**Task requirements:**
Go through the following listing and count each line that contains the string "values"; the answer is that number alone.

**Data:**
▼▼▼
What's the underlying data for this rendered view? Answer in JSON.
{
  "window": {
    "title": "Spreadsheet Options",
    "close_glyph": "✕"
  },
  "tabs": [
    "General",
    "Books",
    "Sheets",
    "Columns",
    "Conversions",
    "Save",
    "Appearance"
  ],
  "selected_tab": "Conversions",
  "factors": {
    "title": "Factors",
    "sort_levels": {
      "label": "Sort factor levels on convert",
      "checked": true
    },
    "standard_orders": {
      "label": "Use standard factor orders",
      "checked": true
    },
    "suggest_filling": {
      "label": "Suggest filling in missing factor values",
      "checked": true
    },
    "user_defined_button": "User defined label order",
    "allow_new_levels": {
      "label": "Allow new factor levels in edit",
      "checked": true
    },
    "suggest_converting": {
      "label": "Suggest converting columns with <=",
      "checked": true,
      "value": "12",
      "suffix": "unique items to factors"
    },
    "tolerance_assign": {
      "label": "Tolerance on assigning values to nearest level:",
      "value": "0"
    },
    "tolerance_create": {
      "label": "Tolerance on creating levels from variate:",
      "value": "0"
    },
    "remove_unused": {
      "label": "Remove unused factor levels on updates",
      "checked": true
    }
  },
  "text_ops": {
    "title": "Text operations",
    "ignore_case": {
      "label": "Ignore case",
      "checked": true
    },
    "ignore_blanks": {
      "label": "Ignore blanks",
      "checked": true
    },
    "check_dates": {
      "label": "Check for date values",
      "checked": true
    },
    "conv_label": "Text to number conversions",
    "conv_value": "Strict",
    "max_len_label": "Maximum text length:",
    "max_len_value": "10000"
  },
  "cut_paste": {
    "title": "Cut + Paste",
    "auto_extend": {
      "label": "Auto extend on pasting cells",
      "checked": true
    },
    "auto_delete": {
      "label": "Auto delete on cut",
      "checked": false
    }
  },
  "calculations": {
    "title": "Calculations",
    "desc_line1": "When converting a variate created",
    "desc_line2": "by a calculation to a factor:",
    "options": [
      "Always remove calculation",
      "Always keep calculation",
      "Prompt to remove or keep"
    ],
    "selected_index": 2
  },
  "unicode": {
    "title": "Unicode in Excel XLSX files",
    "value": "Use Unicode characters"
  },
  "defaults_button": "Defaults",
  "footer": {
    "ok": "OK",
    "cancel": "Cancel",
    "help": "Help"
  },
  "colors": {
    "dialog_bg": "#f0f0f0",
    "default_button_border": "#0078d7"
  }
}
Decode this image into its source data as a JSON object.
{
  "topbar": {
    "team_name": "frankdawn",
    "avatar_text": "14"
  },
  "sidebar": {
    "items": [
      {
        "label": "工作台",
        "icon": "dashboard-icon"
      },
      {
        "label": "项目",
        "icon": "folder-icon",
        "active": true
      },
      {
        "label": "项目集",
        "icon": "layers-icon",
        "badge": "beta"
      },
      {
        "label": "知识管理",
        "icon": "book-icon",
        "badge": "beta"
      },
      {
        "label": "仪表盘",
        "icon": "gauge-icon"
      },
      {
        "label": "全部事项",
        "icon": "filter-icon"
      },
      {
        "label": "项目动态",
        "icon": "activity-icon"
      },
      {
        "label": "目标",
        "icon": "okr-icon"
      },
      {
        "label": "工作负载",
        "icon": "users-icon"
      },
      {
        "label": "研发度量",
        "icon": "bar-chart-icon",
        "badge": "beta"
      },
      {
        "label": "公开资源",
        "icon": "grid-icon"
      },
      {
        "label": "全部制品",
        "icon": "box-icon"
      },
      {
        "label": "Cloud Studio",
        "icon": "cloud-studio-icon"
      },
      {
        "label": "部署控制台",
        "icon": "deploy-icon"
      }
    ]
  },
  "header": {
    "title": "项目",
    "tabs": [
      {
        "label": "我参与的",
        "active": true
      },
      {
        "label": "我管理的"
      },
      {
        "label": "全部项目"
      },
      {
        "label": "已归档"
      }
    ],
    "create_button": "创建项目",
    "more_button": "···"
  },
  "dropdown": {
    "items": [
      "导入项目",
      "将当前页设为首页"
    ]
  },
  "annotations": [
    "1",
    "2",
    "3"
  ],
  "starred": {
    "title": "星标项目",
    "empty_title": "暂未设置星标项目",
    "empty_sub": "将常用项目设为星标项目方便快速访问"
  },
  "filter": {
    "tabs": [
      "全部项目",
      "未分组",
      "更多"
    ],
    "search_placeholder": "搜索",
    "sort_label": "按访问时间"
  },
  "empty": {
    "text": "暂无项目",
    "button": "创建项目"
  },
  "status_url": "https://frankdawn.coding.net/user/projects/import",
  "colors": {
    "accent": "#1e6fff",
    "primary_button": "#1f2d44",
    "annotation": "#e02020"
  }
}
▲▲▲
**Response below:**
3